The main flow when it began wasn’t as strong as the previous year because local forage was affected by the long wet spring. However I did harvest almost as much honey as the previous year so at least that was something.
Varroa populations were high at the end of summer. I often do shook swarms in spring to help manage varroa but I couldn’t in 2016 as the weather was so rubbish and not ideal for drawing new comb. In September I treated some colonies with Apiguard and some with MAQS (depending on the nature of the colony – small ones that needed a lot of feeding got MAQS). In recent years I have been finding that varroa can then build up again going into December. I treated all colonies with Apibioxil trickle method (in 1:1 syrup) in late December. In 2017 I’ll use the vaporisation method as it has been found to have higher efficacy.

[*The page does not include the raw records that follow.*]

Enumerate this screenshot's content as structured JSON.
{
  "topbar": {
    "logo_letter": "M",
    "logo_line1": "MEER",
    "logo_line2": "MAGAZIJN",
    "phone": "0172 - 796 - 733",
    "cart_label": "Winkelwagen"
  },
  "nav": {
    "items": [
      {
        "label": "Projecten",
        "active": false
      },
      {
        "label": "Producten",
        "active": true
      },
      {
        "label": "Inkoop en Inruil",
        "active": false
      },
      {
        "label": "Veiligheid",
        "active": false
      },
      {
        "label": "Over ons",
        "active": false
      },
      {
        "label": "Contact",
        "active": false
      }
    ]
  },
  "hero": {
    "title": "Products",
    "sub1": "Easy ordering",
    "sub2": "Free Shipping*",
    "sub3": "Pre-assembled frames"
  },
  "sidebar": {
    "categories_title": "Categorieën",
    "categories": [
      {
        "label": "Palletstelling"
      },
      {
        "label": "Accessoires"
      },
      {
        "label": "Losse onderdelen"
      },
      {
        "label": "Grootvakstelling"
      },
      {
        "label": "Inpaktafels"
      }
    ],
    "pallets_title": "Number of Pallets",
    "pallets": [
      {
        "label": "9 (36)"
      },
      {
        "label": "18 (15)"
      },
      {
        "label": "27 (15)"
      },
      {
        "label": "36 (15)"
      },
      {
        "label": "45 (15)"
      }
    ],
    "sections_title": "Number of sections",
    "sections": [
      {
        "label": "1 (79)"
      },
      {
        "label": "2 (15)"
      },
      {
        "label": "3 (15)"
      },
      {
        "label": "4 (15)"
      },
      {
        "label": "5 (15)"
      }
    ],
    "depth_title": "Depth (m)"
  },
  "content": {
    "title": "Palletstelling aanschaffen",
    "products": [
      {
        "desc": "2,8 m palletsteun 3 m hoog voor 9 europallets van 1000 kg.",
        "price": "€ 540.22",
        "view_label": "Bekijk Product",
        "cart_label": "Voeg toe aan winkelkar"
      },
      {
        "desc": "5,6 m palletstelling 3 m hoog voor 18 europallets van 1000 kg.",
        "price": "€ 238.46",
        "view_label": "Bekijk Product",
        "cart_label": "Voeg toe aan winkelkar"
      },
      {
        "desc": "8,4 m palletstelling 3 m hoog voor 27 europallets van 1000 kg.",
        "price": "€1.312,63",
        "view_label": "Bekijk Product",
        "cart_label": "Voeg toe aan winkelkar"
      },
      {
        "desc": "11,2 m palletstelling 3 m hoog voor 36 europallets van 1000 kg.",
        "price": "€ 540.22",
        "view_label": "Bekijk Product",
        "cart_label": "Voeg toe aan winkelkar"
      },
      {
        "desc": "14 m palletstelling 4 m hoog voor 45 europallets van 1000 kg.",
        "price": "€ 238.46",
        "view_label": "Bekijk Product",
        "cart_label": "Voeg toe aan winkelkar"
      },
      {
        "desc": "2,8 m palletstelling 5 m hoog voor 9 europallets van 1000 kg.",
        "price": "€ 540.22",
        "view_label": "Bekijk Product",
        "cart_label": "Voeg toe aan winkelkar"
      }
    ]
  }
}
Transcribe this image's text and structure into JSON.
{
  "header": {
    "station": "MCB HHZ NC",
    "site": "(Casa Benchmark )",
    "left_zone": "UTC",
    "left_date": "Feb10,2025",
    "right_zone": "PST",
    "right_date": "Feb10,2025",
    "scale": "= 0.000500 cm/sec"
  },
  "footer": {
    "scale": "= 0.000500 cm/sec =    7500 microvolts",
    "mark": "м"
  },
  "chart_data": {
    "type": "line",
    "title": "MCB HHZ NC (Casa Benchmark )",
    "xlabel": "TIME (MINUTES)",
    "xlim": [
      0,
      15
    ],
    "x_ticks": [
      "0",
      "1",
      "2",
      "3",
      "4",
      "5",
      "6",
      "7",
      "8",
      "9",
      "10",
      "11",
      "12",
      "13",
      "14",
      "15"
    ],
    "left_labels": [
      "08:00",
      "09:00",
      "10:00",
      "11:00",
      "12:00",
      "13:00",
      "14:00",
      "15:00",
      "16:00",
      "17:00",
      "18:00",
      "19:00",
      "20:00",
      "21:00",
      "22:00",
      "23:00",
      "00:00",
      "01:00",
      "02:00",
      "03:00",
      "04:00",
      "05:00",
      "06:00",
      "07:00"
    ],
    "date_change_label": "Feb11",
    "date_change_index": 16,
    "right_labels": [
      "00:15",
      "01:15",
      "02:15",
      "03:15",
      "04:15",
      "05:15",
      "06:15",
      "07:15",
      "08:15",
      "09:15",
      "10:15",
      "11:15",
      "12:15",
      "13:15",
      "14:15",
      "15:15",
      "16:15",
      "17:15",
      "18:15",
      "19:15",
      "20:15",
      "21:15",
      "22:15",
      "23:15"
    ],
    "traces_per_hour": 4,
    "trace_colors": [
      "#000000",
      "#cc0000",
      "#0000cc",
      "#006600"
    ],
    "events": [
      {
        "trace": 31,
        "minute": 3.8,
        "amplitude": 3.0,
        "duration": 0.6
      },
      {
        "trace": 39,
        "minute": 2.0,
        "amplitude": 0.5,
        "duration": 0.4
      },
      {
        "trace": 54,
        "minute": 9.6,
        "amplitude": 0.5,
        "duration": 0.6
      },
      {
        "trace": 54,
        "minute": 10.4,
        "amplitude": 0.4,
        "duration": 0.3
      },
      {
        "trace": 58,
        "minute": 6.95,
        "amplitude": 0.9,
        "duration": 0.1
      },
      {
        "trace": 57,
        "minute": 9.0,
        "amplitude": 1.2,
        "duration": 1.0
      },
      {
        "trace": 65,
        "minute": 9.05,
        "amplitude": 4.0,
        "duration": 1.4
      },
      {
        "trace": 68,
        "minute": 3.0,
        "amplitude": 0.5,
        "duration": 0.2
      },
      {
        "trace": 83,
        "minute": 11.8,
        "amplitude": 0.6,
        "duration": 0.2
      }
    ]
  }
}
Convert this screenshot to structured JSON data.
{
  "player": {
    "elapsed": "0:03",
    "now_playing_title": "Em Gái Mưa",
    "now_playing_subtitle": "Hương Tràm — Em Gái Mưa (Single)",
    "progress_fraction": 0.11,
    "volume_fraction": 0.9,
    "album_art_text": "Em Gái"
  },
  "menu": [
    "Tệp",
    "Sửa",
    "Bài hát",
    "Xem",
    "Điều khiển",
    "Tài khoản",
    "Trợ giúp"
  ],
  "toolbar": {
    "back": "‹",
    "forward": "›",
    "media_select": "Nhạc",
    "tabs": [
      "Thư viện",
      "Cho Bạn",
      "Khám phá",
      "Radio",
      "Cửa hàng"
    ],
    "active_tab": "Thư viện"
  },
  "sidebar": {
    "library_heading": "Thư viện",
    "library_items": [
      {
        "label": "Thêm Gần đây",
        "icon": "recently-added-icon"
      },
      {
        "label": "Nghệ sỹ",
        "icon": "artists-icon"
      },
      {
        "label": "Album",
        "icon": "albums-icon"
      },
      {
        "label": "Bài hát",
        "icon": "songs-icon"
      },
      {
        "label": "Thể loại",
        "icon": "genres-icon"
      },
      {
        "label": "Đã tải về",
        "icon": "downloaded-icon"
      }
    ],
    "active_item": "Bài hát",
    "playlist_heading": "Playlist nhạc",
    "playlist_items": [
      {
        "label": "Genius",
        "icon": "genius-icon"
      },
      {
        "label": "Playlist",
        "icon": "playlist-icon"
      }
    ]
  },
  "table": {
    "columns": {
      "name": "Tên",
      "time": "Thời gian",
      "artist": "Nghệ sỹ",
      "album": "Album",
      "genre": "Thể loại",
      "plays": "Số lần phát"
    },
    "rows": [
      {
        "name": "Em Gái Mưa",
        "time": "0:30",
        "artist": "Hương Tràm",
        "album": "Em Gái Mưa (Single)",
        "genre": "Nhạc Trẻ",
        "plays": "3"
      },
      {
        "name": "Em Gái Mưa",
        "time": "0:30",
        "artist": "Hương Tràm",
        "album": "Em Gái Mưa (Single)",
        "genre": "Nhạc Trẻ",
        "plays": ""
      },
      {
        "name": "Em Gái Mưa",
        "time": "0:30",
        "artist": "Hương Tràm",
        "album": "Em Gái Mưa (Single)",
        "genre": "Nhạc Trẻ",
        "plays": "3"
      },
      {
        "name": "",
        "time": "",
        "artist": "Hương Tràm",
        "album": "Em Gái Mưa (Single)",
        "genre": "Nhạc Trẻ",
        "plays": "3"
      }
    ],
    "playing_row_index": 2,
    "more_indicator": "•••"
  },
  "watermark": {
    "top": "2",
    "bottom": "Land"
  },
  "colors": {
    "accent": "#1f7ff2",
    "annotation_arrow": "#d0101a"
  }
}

2016 had one final lesson for me in the form of robbing: it was unbelievable and on a frenzied scale that I’d not seen before. I had to put in some serious detective work to find out who the robbing bees were. Late one night I closed up all my hives and came back to my apiary the next morning to find it full of bees trying to rob the closed hives. So the robbers must have been someone else’s bees, from another apiary! I learned how to make robbing screens which helped a lot and everything calmed down, although damage had been done to a few smaller colonies.
Lesson five: prevent robbing before it happens – fit robbing screens before autumn feeding and carefully following guidelines around feeding e.g. feed all colonies at the same time, feed at night, don’t spill syrup etc.!
In the end I came out of 2016 with 10 strong colonies and four large nucs. While 2016 didn’t go according to plan, I learned a lot and became much more confident in handling and clipping queens.
And while it wasn’t the easiest of beekeeping years, I still enjoyed those magical moments when you are working with the bees and you think “How amazing are these creatures, and how lucky am I to be working with them.”
I hope your bees are overwintering well and that the season to come will be a good one for us all.